The Shepard case started a national conversation about whether legislation specifically outlawing hate crimes against LGBT victims should be enacted, and to its credit, The Laramie Project makes room for multiple perspectives on that and other questions. Despite its widespread acceptance—it’s had hundreds of revivals since its 2000 debut—the play is a sincere exploration, not a piece of agitprop.
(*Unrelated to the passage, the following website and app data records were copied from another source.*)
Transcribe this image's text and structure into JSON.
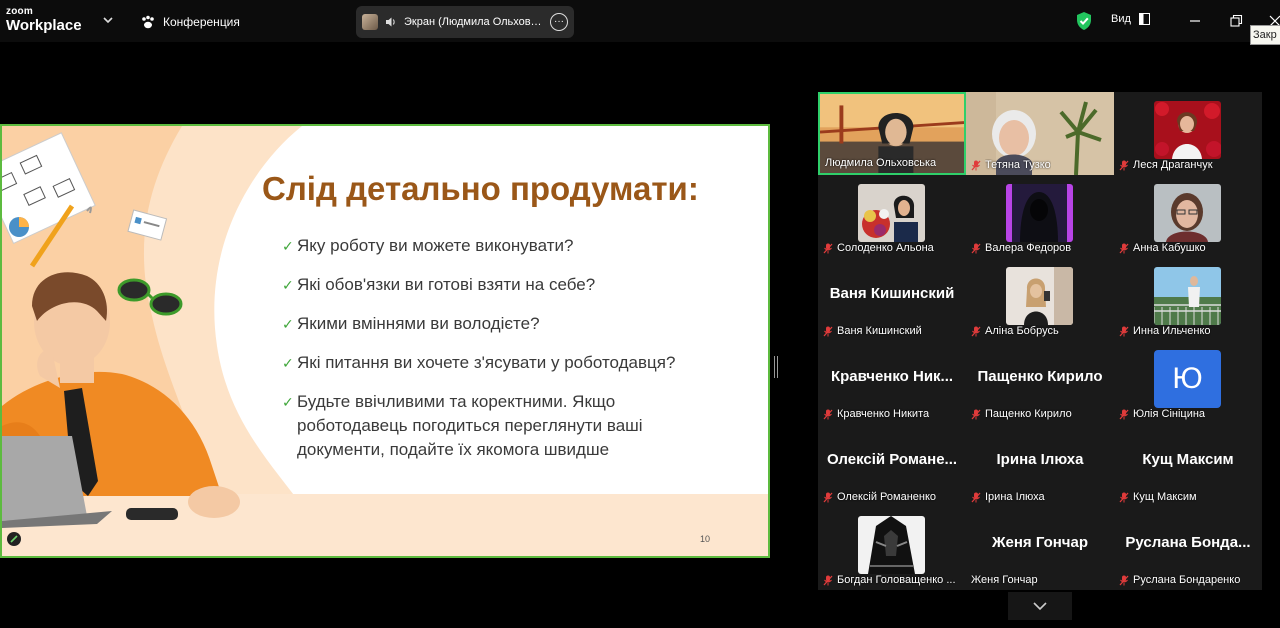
{
  "app": {
    "logo_line1": "zoom",
    "logo_line2": "Workplace"
  },
  "meeting": {
    "title": "Конференция"
  },
  "screen_share": {
    "label": "Экран (Людмила Ольховськ"
  },
  "view_menu": {
    "label": "Вид"
  },
  "tooltip": {
    "text": "Закр"
  },
  "slide": {
    "title": "Слід детально продумати:",
    "bullets": [
      "Яку роботу ви можете виконувати?",
      "Які обов'язки ви готові взяти на себе?",
      "Якими вміннями ви володієте?",
      "Які питання ви хочете з'ясувати у роботодавця?",
      "Будьте ввічливими та коректними. Якщо роботодавець погодиться переглянути ваші документи, подайте їх якомога швидше"
    ],
    "page_number": "10"
  },
  "participants": [
    {
      "name": "Людмила Ольховська",
      "video": "bridge",
      "muted": false,
      "active": true
    },
    {
      "name": "Тетяна Тузко",
      "video": "woman-plant",
      "muted": true
    },
    {
      "name": "Леся Драганчук",
      "video": "roses",
      "muted": true
    },
    {
      "name": "Солоденко Альона",
      "video": "flowers",
      "muted": true
    },
    {
      "name": "Валера Федоров",
      "video": "hood",
      "muted": true
    },
    {
      "name": "Анна Кабушко",
      "video": "woman-glasses",
      "muted": true
    },
    {
      "name": "Ваня Кишинский",
      "display_name": "Ваня Кишинский",
      "muted": true
    },
    {
      "name": "Аліна Бобрусь",
      "video": "selfie",
      "muted": true
    },
    {
      "name": "Инна Ильченко",
      "video": "balcony",
      "muted": true
    },
    {
      "name": "Кравченко Никита",
      "display_name": "Кравченко Ник...",
      "muted": true
    },
    {
      "name": "Пащенко Кирило",
      "display_name": "Пащенко Кирило",
      "muted": true
    },
    {
      "name": "Юлія Сініцина",
      "initial": "Ю",
      "muted": true
    },
    {
      "name": "Олексій Романенко",
      "display_name": "Олексій Романе...",
      "muted": true
    },
    {
      "name": "Ірина Ілюха",
      "display_name": "Ірина Ілюха",
      "muted": true
    },
    {
      "name": "Кущ Максим",
      "display_name": "Кущ Максим",
      "muted": true
    },
    {
      "name": "Богдан Головащенко ...",
      "video": "knight",
      "muted": true
    },
    {
      "name": "Женя Гончар",
      "display_name": "Женя Гончар",
      "muted": false
    },
    {
      "name": "Руслана Бондаренко",
      "display_name": "Руслана Бонда...",
      "muted": true
    }
  ],
  "colors": {
    "active_speaker": "#2fcf6a",
    "slide_border": "#5dbb3f",
    "title": "#9a5718",
    "muted_mic": "#e03b3b",
    "shield": "#22c55e"
  },
  "icons": [
    "chevron-down-icon",
    "paw-icon",
    "speaker-icon",
    "more-icon",
    "shield-icon",
    "view-icon",
    "minimize-icon",
    "restore-icon",
    "close-icon",
    "mic-muted-icon"
  ]
}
Tectonic returned to Laramie to create a follow-up work in 2008. President Obama signed the Matthew Shepard and James Byrd, Jr. Hate Crimes Prevention Act into law in 2009.
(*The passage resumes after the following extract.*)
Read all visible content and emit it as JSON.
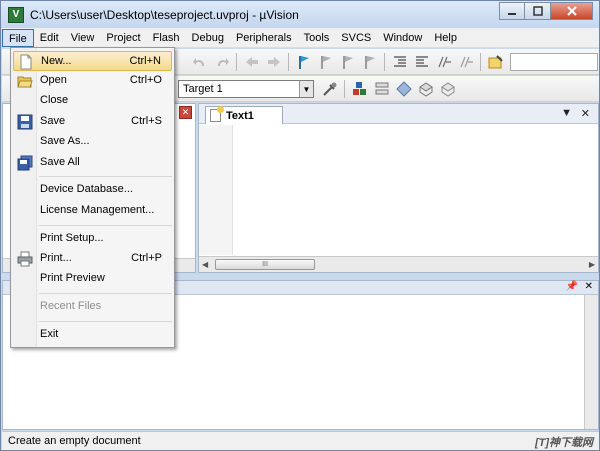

In brief curtain speech, Ford’s Theatre Executive Director Paul Tetreault noted that the weekend marked the 15th anniversary of Shepard’s murder, and pointed out the cast arrived at the church together for the first time at 2 p.m. Friday, leaving them just hours to adapt to the unfamiliar venue.
Ford’s Theater staff distributed all 300 of he first-come, first-served free tickets they had made available starting 6:30 p.m., one hour before curtain time, according to Marketing and Communications Director Liza Lorenz. She estimated that another 50 people turned away at the door accepted free tickets for tonight’s free performance. Another 40 people, she said, who were shut out Friday and unable to today, were given coupons to purchase tickets for The Laramie Project at Ford’s Theatre, whenever it reopens, for the discounted price of $12 each.
Tetreault says he’d wanted to keep the production in the same neighborhood as Ford’s, but fretted that moving it to another theater space would “come with expectations,” pointing out that the sets, video projections, and blocking were all designed for the historic theater. The church is a good substitute, he says, because it would serve “the communal experience” of The Laramie Project while making it obvious that it was being staged in at makeshift venue.
Most of the audience members I spoke with said they’d received word of the special performance from Ford’s itself. Craig Marina, who’d received a call from the theater inviting him to the church, said that the various testimonies reminded him of when he’d been impaneled on a grand jury for five weeks. Brenda Mase, who was seated in the front row, said she’d been planning to buy a ticket to The Laramie Project but hadn’t yet when she got an e-mail announcing the free performance. The two women seated behind me were the mother and sister of cast member Paul Scanlan, who’d told them about it.
(Although Ford’s Theatre, a national historic site, will remain closed for the duration of the government shutdown, The Laramie Project’s companion exhibit “Not Alone: The Power of Response,” remains open through Nov. 3. The exhibit is in the Ford’s Theatre Center for Education and Leadership, which is not operated by the federal government. It includes a selection of letters sent to Matthew Shepard’s parents following his attack as well as a composite photograph by Jeff Sheng of the view from the fence outside Laramie where Shepard’s attackers left him to die.)
When Friday’s show ended, the audience leapt to its feet. Given the piety of the subject matter and the fact of the venue change, the standing ovation couldn’t help but feel like a forgone conclusion. Which is a shame, because the actors had truly earned it.
Photo by Carol Rosegg courtesy Ford’s Theatre